Ask for More Responsibility

Once you have followed the advice above to become an expert resource, ask for more responsibility.  However, be careful!  Your boss may question your judgment if you ask too early.  You should already be an expert in your current job.

Think carefully about the skills you will need for the job you want.   Then, ask for responsibilities that help you to develop these skills.  For instance, if the job requires you to manage people, ask to work in this capacity on a smaller scale.

To do this, you might lead a small project team for a few weeks.  You might also direct the new hires at a campus recruiting event.  Keep your eyes open, and volunteer for these opportunities when they arise!

Track Progress & Prepare to Make Your Case

Make sure to track your progress as you learn new skills.  Also keep records of any relevant metrics that help you to make your case for a promotion.  For example, keep track of successful small team projects that you lead.  You might also prepare some statistics on improvements in revenue or successful cost containment measures.

Bring all relevant material to your boss when you ask for a promotion.  Make sure to summarize your ideas, so you don’t flood him with details.


Now that you have learned the skills you need and built your case, all you need to do is ask!  You know your boss well by this point.  Try to ask at a time when he will not be too busy.  Also ask at a time when he is likely to be receptive.  Asking at quarter close at a financial company is probably not a good idea.  In this case, timing is critical!


Many factors will affect whether telecommuters get promotions.  Keeping in mind the factors we discussed above will make you a stronger candidate.  Remember: develop rapport with coworkers, become a valuable go-to person, improve your skills, and think strategically.

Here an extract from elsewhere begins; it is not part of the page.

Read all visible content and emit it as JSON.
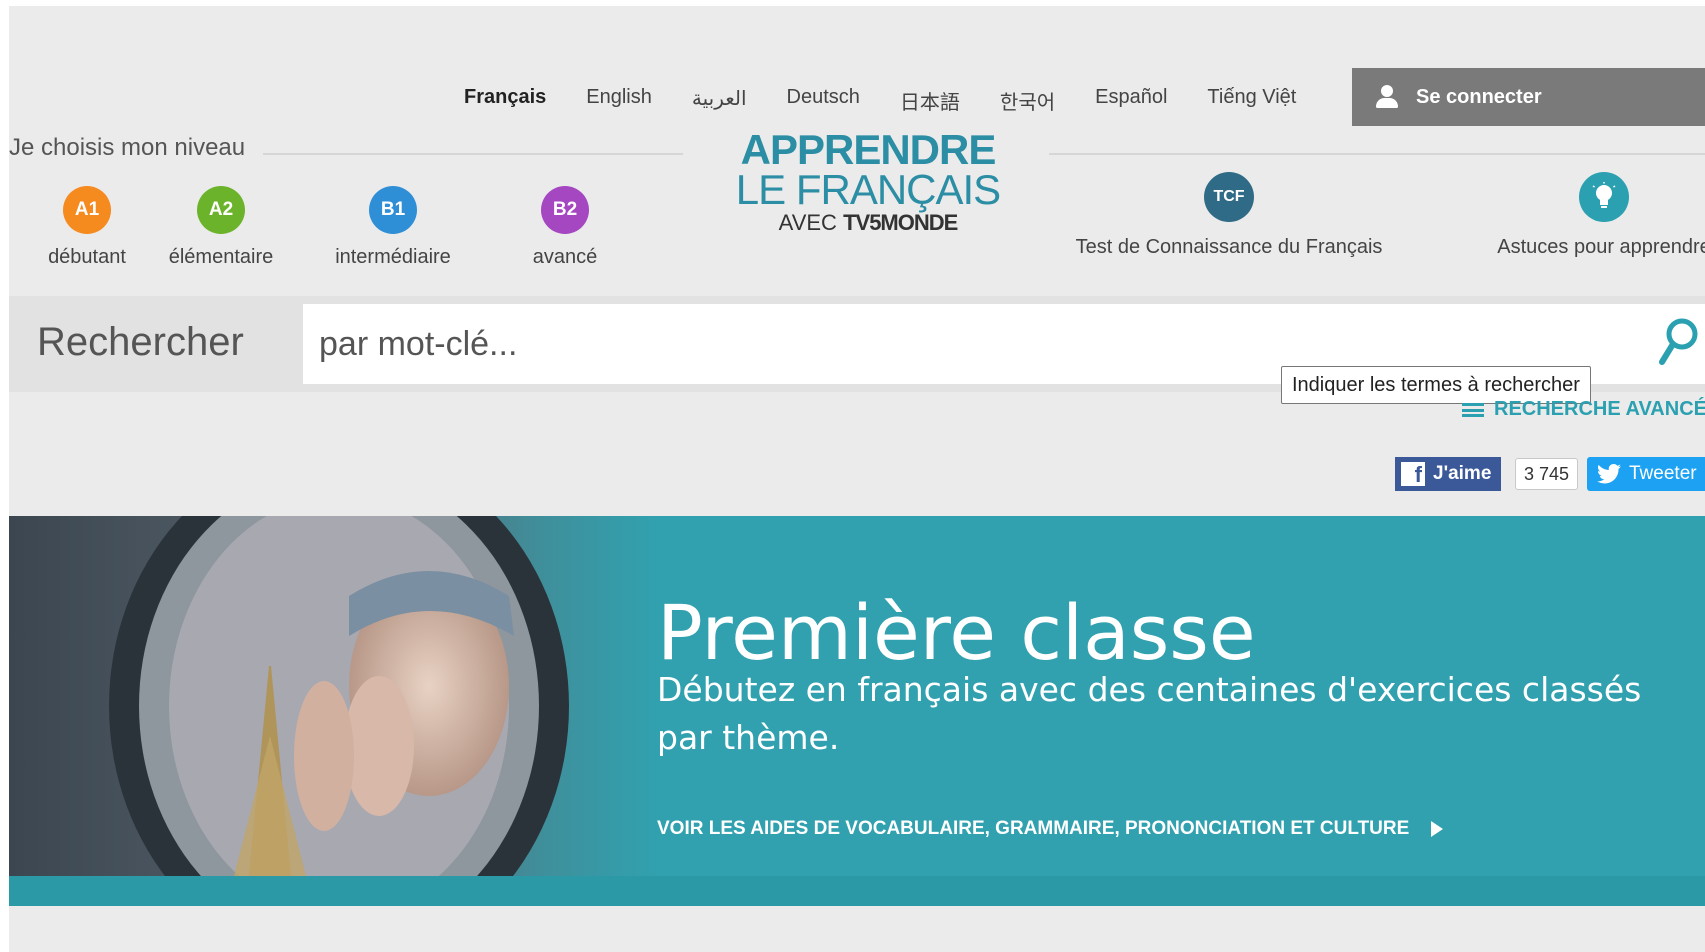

If you feel isolated working at home, remember that there is a lot you can do to change the situation.  For more information, check out my article on how to combat isolation while working remotely.

I hope that this article offers some insight into ways to make yourself more valuable to your company.  If you have any questions or comments, please leave them below.

Recent Posts